will have a different relationship with God depending on the sort of

person we are. Again never disparage another’s relationship with God. This is something I find difficult as one is inclined to thing that ones experience of God is the only valid one.

Each one is led by the Spirit in their search for God and the relationship

they have is, within certain broad limits, something which can only

bring delight to God.

Pentecost Sunday (C) 2019

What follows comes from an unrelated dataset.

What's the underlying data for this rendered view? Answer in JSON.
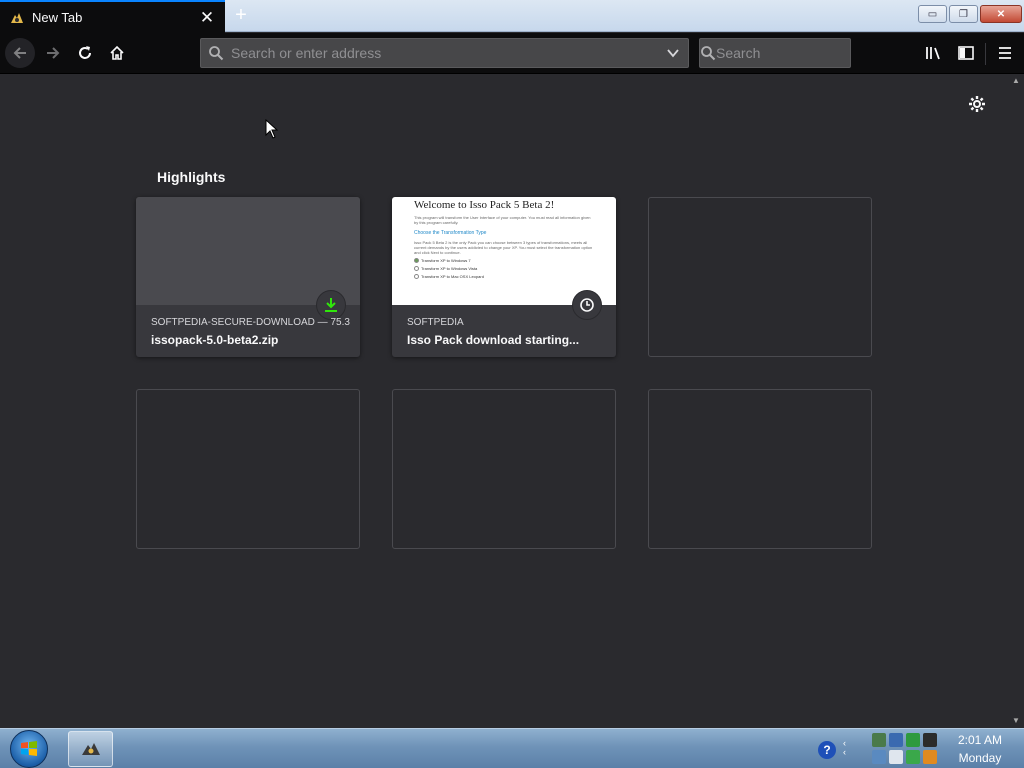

As I mentioned a couple of weeks ago when discussing the ‘sensus fidelium’ (that is the church, as God’s family on earth, be it universal, national or parish level, being led and guided by the Holy Spirit in their discernment of what is right or wrong, what is Christian teaching or not Christian teaching ) today’s Gospel reading reiterates this ability inherent in the Christian community.
As always happens in human influenced organisations the political and institutional entity of our church has claimed this help and guidance of the Holy Spirit as solely their prerogative and domain.
These claims were widely used and enhanced by church leadership from the fourth and fifth centuries ad.  As St Augustine, in the fifth century, put it succinctly; ’Roma locuta est, causa finita est.’ ( translated; ‘Rome has spoken the matter is closed’)
As church political leadership laid greater and greater claim to being the sole recipient of the guidance of the Holy Spirit they downplayed and ignored any such ability existing in the local church community. This was graphically illustrated when John Paul 11 completely shut down any discussion of the possibility of female ordination, solely on his own initiative.
Pope Francis is trying to reverse this long standing trend by urging local bishops conferences to solve their own problems and work out their own initiatives. A great number of bishops are allergic to making any moves in this direction; not least our own.
Human beings as a race are power hungry. We grab all the power we can.
We are at least partly to blame for this. We allow it to happen on the civil political level and also on the Church political level. We sit back, shrug our shoulders and moan ‘what can we do?’ We should have to be dragged away, kicking and screaming in protest, at being deprived of our God given rights and abilities.

Traidcraft Sales

Sales last weekend were £1100. Thank you to all who bought and those who helped. Items can also be bought for the Corsham Food Bank.

Extra help at Saturday evening sales would be welcome. If you can help, please speak to Anne (01225 810701)

7th Sunday of Easter (C) 2019

‘I pray not only for them, but also for those who will believe in me through their word.’
Jesus is not just praying for his original disciples who knew him personally but for all who believe and follow his teachings as passed down to us from his original disciples.
Why is he praying to the Father for us – for you and I – ‘so that they may all be one, as you, Father, are in me and I in you.’ So this is why Jesus was sent by the Father to live among us. So that you and I may live in unity, peace, mutual respect and mutual support.
Furthermore Jesus goes on to say that this is the only way ‘that the world (those who know not God) may believe that you sent me.’
We are always being told to pray for this and for that. Which many of us do.
You judge for yourself as to whether these prayers are being answered.
Praying, it seems to me, is the easy option. One comes to me for help and I say ‘I will pray for you.’ Does that alleviate his/her hunger?
I know the answer very well but I hide from it.
It is in today’s Gospel reading and I quote it again ‘I pray not only for them, but also for those who will believe in me through their word, so that they may all be one, as you, Father, are in me and I in you, that they also may be in us, that the world may believe that you sent me.’
Christianity is an invitation for us to join and share in the life of the Holy Trinity family.
Where do I start? Not with God. God is out of my line of sight. Never gets in my way. Never contradicts me. Never tells me to stop acting the fool.
So I start with my family. ‘So that we may all be one, as you, Father are in me and I in you.’
Then I try the same with my Christian family – my parish family.
Then seeing how we live our neighbours and acquaintances may begin to believe that Jesus of Nazareth was sent by God.
After all does not the life and words of Pope Francis do the same for you and I.